‘Do you do much with your time?’
‘Not really I don’t know what to do without her.’
‘You were obviously very much in love.’
‘I loved her more every day.’
‘Can I make a suggestion?’
‘A friend of mine decided some years ago that he knew nothing of his parent’s family or any of his ancestors. So he decided to write a book about himself for his children and the grandchildren. He wrote his life story all the way from junior school to retirement.’
‘Oh, I couldn’t do that.’
‘If I said that the most touching part of the book for me, when I read it, was the story of how he met the woman he would spend the rest of his life with. Right from first meeting, to falling in love and realising that they were soul mates. It was a love story that brought a tear to my eyes. What would you say to that?’
‘It sounds a nice story.’ He relaxed and lifted his elbows.
‘Anyone who read your story would learn just how much you loved her. My friend told me that it was a joy to write.

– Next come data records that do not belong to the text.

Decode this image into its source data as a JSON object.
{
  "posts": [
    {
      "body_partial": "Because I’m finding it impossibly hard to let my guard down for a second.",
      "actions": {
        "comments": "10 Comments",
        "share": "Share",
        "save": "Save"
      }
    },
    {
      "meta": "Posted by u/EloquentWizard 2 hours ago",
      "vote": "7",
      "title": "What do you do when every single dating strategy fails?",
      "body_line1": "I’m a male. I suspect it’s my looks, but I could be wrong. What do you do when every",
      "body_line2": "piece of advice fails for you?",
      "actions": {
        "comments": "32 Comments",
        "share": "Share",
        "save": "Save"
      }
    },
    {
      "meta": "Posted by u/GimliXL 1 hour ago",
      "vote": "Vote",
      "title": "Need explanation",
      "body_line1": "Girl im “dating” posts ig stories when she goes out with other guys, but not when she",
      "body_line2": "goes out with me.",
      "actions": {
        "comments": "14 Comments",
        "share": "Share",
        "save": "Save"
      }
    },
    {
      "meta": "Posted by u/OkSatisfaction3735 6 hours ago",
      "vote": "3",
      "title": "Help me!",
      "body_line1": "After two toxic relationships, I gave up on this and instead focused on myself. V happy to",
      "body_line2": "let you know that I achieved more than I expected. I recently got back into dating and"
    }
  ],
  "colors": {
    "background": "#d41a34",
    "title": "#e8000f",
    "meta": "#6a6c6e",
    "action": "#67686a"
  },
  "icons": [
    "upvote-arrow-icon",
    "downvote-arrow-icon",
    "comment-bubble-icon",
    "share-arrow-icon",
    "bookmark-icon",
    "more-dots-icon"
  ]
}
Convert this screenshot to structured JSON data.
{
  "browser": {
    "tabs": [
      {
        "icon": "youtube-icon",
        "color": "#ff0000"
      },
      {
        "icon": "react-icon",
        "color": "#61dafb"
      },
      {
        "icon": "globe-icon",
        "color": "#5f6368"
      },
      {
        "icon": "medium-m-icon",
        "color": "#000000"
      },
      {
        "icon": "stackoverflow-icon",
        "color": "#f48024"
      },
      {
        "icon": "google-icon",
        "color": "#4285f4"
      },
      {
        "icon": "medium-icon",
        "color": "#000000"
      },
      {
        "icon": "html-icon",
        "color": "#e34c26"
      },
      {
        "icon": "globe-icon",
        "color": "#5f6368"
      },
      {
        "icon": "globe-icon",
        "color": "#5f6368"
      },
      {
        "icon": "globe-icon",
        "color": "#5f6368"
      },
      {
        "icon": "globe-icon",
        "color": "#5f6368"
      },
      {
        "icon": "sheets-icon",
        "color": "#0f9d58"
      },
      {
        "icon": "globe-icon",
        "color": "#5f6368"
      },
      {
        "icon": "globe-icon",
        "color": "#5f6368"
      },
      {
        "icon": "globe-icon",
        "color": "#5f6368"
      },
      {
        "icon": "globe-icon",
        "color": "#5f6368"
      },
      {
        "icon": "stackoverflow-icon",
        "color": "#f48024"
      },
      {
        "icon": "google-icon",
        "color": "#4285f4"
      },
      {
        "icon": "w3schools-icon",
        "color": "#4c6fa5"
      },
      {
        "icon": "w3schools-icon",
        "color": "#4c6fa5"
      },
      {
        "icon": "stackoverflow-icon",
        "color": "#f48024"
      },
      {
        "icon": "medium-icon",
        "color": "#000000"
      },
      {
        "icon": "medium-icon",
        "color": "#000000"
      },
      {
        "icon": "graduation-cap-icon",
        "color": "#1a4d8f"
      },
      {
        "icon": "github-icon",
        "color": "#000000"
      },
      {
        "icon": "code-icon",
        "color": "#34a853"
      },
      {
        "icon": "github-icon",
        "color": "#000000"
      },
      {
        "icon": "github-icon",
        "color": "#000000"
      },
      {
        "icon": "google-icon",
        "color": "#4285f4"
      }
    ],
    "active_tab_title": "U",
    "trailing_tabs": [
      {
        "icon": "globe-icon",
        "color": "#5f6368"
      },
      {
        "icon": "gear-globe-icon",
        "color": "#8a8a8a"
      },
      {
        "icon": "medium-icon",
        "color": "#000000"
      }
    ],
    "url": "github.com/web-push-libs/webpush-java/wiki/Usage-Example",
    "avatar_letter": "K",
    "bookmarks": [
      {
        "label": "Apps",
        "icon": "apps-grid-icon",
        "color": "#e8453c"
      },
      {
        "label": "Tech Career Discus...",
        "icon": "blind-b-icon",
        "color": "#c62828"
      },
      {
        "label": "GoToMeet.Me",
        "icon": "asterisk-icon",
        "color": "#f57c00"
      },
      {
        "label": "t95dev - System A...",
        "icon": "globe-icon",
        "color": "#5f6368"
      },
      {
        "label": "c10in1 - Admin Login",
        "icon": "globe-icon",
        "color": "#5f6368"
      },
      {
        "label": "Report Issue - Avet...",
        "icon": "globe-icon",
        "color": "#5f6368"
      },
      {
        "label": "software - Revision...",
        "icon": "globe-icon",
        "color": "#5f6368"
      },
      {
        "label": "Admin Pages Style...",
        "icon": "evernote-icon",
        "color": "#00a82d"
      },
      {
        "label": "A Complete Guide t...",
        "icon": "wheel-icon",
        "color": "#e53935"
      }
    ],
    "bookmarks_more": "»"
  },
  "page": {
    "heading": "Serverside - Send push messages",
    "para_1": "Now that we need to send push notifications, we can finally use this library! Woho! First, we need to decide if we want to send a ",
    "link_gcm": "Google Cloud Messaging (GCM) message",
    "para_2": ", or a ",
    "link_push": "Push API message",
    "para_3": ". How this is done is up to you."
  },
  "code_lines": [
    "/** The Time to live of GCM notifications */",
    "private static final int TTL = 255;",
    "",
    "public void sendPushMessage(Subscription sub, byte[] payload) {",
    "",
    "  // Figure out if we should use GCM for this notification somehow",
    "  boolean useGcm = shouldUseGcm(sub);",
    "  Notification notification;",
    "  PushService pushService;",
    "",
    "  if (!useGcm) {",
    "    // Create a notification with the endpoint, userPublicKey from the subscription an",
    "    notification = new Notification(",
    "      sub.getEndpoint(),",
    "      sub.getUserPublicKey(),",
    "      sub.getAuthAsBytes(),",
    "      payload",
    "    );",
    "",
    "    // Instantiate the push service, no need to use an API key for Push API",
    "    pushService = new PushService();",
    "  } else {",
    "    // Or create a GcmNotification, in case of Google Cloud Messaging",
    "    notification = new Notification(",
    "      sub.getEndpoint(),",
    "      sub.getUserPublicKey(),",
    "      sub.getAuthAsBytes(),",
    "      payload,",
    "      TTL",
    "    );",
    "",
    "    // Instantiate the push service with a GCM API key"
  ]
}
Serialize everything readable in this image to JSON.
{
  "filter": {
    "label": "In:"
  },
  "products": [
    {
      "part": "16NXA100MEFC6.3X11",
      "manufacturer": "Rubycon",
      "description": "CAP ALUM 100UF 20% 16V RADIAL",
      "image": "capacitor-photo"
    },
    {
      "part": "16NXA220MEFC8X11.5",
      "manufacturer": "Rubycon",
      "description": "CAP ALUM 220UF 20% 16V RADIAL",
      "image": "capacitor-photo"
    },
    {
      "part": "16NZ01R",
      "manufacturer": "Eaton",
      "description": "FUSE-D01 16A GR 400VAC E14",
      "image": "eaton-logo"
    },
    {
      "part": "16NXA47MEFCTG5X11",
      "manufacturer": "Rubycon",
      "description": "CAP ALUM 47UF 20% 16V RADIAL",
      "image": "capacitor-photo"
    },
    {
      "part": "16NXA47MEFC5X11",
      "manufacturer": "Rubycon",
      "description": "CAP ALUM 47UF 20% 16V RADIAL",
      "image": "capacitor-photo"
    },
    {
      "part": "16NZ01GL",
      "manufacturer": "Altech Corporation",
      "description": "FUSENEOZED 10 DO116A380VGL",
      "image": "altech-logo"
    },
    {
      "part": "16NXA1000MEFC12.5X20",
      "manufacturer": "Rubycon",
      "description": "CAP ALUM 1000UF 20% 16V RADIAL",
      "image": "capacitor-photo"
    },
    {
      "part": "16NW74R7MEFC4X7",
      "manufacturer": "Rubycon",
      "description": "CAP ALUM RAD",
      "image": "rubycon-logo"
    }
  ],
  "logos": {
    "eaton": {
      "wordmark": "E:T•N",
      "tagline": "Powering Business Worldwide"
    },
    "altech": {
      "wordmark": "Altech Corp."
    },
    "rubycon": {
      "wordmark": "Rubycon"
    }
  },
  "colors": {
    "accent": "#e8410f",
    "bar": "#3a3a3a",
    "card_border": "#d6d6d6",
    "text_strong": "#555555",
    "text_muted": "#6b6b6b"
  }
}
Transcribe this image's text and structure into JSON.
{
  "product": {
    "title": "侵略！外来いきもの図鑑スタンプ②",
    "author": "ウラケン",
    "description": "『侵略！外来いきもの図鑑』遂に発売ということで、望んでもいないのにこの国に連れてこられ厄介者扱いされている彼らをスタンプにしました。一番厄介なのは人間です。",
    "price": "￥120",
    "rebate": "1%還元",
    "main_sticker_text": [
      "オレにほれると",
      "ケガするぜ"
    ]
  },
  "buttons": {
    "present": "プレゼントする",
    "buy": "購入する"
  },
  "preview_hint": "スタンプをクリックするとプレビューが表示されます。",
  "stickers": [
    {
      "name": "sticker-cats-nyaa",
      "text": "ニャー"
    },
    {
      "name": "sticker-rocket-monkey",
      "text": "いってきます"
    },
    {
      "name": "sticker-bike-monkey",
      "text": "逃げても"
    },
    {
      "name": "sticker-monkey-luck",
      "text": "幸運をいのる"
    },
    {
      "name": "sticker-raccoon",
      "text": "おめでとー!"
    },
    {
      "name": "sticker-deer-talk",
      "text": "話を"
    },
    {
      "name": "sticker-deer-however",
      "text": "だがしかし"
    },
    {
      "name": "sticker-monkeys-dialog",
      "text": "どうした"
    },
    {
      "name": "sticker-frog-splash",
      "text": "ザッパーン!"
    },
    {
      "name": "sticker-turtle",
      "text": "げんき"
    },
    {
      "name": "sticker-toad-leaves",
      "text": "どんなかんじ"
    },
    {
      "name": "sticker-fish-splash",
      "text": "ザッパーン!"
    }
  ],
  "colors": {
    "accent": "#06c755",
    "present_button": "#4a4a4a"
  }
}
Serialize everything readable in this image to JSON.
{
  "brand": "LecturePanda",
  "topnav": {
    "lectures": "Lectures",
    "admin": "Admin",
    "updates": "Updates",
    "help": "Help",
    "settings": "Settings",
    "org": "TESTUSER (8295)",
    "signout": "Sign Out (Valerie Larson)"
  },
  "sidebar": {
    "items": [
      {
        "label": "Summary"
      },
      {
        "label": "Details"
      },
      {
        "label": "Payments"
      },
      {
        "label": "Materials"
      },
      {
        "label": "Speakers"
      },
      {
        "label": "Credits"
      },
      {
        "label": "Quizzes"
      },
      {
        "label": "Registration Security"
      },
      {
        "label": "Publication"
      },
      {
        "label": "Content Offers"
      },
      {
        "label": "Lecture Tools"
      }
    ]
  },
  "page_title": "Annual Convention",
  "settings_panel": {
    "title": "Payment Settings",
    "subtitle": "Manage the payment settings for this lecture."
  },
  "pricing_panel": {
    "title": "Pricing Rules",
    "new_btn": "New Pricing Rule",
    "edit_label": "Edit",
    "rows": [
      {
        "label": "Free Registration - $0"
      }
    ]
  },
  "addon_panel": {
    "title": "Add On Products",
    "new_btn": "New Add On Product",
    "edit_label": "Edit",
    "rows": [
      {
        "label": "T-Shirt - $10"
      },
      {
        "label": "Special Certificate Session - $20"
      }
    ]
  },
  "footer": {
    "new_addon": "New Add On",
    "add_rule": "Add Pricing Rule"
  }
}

Did your grandchildren ever meet Amy?’
‘No they stayed with the other grandparents for the funeral.’
‘Then why not write something for their sake. I am sure you have pictures too?’
‘Not just about Amy and me, but of the children too. What their parents looked like as they grew up.’
He was beginning to sound interested; and this did bring a smile to the old man’s face.
‘Do you know I think that I quite like that idea? We got a computer some years ago to stay in touch by email. My son recently introduced me to Skype. We take it in turns. We speak every Saturday morning at ten in the morning here, so it must be the same time out there only at night. Thank you for talking to me. Shall we stay in touch?’
‘I’d be delighted. Let me give you my contact details.’ With that I wrote down my email address and phone number.
‘It’s been a pleasure to talk with you.’
With that, I pressed one hand down on the armrest and got up. We shook hands and I walked away.